Dirt road. Photo by Romy Krueger 2008.
While I was in Honduras I spent part of my stay at FUNAVID and part in La Ceiba. FUNAVID is located in a rather poor part of the country, about 30 mileseast of La Ceiba. The rural communities are small. The paved road ends about half way between La Ceiba and Lucinda (where FUNAVIDis located).
Cow. Photo by Romy Krueger 2008.
In my opinion, rural areas like the one I stayed at are really why Honduras is called a third world country. Real houses with windows and doors are on the rise, but there are still houses that are mud houses or wooden shacks. Other houses, although made out of stone, have no doors or windows. But the lack of windows and doors is also convenient considering the heat. The houses are small and there does not seem to exist much privacy among family members. Running water, flushing toilets and refrigerators are often absent.
The water cannot be drunk. Neither in the city nor in the countryside, even though people say it is probably safer in the country, especially when coming directly from a spring. Therefore people buy 5-gallon water containers or soft drinks. In the countryside power outages happen about once a week for several hours. In the city they last usually under an hour. Life in the city is modern. However there are still horse drawn wagons on occasion.
Wooden shack.
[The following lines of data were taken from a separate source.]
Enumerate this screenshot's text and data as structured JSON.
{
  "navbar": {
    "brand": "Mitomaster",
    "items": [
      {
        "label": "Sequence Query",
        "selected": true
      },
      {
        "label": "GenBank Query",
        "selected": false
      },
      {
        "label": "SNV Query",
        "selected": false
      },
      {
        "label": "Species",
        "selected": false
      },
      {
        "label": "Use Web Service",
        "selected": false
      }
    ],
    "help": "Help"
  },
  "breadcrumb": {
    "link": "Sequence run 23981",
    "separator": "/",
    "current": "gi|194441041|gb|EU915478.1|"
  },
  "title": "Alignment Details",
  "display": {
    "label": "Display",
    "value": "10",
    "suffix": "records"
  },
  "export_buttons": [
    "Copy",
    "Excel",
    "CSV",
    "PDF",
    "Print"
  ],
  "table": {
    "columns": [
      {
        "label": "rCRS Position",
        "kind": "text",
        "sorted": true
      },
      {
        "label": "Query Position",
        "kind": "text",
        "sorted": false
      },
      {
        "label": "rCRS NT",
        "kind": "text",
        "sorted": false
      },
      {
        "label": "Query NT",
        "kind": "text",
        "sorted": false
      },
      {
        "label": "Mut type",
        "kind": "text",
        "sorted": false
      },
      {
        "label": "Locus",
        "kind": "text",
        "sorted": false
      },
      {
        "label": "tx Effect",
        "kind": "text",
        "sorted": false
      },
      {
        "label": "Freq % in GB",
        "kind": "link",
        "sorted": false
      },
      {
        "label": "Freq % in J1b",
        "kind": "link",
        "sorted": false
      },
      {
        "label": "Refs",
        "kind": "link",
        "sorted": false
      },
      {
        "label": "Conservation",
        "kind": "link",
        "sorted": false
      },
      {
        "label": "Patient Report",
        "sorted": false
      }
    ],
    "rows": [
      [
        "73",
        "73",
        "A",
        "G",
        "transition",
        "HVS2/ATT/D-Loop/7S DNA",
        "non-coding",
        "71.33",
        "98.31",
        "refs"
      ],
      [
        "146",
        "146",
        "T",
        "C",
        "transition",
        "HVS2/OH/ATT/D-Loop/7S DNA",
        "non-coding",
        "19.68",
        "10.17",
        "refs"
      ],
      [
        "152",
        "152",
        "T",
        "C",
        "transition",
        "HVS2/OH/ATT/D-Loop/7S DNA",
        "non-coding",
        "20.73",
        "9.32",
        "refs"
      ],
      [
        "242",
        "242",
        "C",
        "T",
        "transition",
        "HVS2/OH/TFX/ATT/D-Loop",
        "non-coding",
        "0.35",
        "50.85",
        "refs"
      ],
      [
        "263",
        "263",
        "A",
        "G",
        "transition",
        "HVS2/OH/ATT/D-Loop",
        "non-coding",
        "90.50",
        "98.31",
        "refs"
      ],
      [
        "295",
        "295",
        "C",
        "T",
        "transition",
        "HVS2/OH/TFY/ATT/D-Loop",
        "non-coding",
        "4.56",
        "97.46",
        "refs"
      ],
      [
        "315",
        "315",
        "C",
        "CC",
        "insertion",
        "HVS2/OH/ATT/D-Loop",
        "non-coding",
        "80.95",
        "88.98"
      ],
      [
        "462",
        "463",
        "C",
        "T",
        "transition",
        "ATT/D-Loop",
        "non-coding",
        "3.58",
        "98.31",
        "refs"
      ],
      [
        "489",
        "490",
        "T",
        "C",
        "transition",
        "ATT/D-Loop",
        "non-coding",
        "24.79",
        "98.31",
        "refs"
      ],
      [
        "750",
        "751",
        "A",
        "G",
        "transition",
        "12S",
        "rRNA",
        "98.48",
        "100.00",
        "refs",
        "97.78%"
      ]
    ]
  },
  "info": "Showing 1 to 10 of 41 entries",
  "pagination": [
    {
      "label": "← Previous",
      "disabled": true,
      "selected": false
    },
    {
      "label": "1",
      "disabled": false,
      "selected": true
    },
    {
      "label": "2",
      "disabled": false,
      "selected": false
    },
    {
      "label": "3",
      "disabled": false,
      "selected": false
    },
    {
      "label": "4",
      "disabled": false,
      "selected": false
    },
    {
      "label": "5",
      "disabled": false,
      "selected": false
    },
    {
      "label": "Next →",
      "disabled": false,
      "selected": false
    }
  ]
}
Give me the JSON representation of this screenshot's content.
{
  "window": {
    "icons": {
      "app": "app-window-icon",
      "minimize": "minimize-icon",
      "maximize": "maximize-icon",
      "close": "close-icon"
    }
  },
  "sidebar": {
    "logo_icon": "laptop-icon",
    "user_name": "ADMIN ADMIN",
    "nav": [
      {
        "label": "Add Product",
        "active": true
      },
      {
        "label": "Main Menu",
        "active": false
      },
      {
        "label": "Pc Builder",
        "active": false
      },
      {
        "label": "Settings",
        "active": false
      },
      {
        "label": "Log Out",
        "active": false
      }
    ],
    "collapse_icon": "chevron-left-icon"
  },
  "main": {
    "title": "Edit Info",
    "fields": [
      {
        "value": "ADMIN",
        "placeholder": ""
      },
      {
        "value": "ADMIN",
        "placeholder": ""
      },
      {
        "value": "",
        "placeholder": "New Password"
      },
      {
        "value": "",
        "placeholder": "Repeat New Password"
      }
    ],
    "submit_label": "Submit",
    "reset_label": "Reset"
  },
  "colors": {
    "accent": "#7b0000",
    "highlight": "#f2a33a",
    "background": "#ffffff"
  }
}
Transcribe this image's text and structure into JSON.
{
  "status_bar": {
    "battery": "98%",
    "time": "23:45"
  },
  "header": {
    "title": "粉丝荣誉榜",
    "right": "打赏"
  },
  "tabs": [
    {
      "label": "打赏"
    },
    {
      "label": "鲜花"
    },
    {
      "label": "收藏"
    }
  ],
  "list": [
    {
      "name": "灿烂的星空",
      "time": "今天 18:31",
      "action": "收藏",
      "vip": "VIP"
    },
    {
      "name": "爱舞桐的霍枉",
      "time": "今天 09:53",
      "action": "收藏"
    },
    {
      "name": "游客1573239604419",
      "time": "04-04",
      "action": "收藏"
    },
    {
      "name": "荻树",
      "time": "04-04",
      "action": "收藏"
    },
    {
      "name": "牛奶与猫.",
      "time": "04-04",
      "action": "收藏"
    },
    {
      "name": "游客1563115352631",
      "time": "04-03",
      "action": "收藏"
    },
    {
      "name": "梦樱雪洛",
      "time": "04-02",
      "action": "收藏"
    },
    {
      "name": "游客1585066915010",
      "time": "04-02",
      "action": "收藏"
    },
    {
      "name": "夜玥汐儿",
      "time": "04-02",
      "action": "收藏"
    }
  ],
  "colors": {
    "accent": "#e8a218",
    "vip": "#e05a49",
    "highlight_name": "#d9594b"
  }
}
Photo by Romy Krueger 2008.
Horses on the shore. Photo by Romy Krueger 2008.
La Ceiba has an extensive bus system. The buses are all old US school buses and are always packed. There are movie theaters, malls, McDonalds...The contrast between country and city life is apparent.
The food is good, but usually consists of beans, rice, corn tortillas, and cheese. Often plantains are added and different kinds of fried meat. Often people prepare their own juice, made from pineapple, melon, and other locally grown fruit. After a couple of weeks I was craving some variety and after getting back home, I could not eat beans and rice for several weeks. Except when eating at trusted restaurants and westernized restaurants, like Quiznos or McDonalds, non-local people should not eat local food such as food sold by street vendors, unless it is unprepared vegetables or fruit that will be washed later with "trusted" water. I ate at the university just one time and got pretty sick. I was better two days later, but it was not much fun.
People are in general very friendly, but I think it can be a little uncomfortable for white women, because you stick out. I never really had problems, because most of the time I was with somebody, but people did tend to stare. On the few occasions I was by myself I was constantly approached by men asking me something like if I was married. In addition speaking the language can make it more comfortable. I tried, but if you are a beginner at any language it is always hard. I was okay, because I was with people that spoke English, but even for me it was at times difficult and it made me feel rather lonely.
Honduran Landscape. Photo by Romy Krueger 2008.